There have been quite a number of New Zealand letters for me in the last few days. First there came two from Anne, one from Dolly and a pc from Wellington College, and last night I received the cablegram and Arthur's letter enclosed with your letter. Many thanks for sending them all on to me here. I am glad you opened the cable message and posted it with the letters and I would like you to do the same should any other cablegram that come for me. It is very good indeed of the girls to think of sending a parcel with a cake, and to find the time to prepare it. I can assure them that it will be greatly appreciated and in the meantime I am looking out for its arrival. You mentioned in an earlier letter that two parcels had been readdressed to me but so far one only has turned up. Parcels mail is very erratic and I expect the errant parcel will finally turn up as did my other mail matter that went astray.


I am sorry to hear that Frank Butler, whom you tell me was a nephew of Aunt Eugénie's was killed on 8th inst. The casualties at the beginning of this month were heavy and probably the New Zealand troops have suffered as heavily as any.

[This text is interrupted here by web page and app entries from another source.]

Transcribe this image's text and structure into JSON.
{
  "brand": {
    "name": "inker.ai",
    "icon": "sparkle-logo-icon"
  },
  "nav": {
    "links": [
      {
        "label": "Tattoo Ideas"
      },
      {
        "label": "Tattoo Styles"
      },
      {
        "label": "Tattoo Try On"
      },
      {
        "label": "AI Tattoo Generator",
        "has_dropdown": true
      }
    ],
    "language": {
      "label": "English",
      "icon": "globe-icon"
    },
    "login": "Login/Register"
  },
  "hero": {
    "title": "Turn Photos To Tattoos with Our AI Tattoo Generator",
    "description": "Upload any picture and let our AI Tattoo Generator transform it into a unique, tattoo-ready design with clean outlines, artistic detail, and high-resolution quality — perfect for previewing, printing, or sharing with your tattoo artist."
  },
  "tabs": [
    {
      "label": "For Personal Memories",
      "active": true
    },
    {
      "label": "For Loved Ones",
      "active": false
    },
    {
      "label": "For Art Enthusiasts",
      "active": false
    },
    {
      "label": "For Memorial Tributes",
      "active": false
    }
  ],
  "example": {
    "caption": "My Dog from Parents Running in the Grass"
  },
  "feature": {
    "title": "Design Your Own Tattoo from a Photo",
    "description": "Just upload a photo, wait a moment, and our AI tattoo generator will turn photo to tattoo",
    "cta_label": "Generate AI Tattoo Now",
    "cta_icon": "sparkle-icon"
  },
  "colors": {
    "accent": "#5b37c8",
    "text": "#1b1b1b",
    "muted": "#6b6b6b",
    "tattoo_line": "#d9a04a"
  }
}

All the news I had from home was good. Arthur and the girls write cheerfully. I am afraid Arthur does not get all the letters that I have written, though why his should go astray and not other home letters, I don't know.


A medical board has been sitting at the depot. The doctors don't tell you much, but I gathered that there is still a weakness in the affected organs which prevents my regaining the old state of physical fitness. The board has to decide whether men should be sent home or whether they can still be of service and for that purpose they are classed A, B and C. Men in the latter class, up till now, have gone back to New Zealand, but they are to keep me here I am satisfied to go on as I am. My job is that of storeman in the ration store. I have no physical work to do and I have a roof to sleep under instead of the tent, and advantages as regards my meals, and although I am marked C, I hope I shall not always be so. In the course of the next few days, I shall try and get a chance to see the doctor privately and see which his opinion is.


The Depot is busier now than it has been since the inception, in fact we have overflowed into the neighbouring lines formerly occupied by Tommy troops.


I am very sorry to hear that Aunt Edith is so seriously ill, but hope that she may still make a good recovery.


27th - I did not finish this letter yesterday, so will add a bit more before putting it in the post. It is wretchedly wet, and colder than it has been previously. It must be miserable for the men up there in the lines and there will be worse weather to come.


The Lieutenant-General told me this evening that he had put my name in to remain here in my present post for a month (I had already told him that if it suited better for me to remain I was willing to do so for the present). I should like to come over to England a little later on, perhaps for Xmas. The next of the C class men will be leaving for England any day now. They go to Torquay, where there is an embarkation Depot for New Zealand troops.


I will let you know how matters progress and I don't think there will be any difficulty about getting to England later on seeing that I have volunteered to remain here when I had the opportunity to go back with the rest of the so-called "unfits".


Best wishes to all.


Your affectionate nephew

Bernard Sladden

Letter Images
Type of Correspondence
Envelope containing 2 sheets of notepaper
Location of Document
Worcestershire Archive and Archaeology Service
Record Office Reference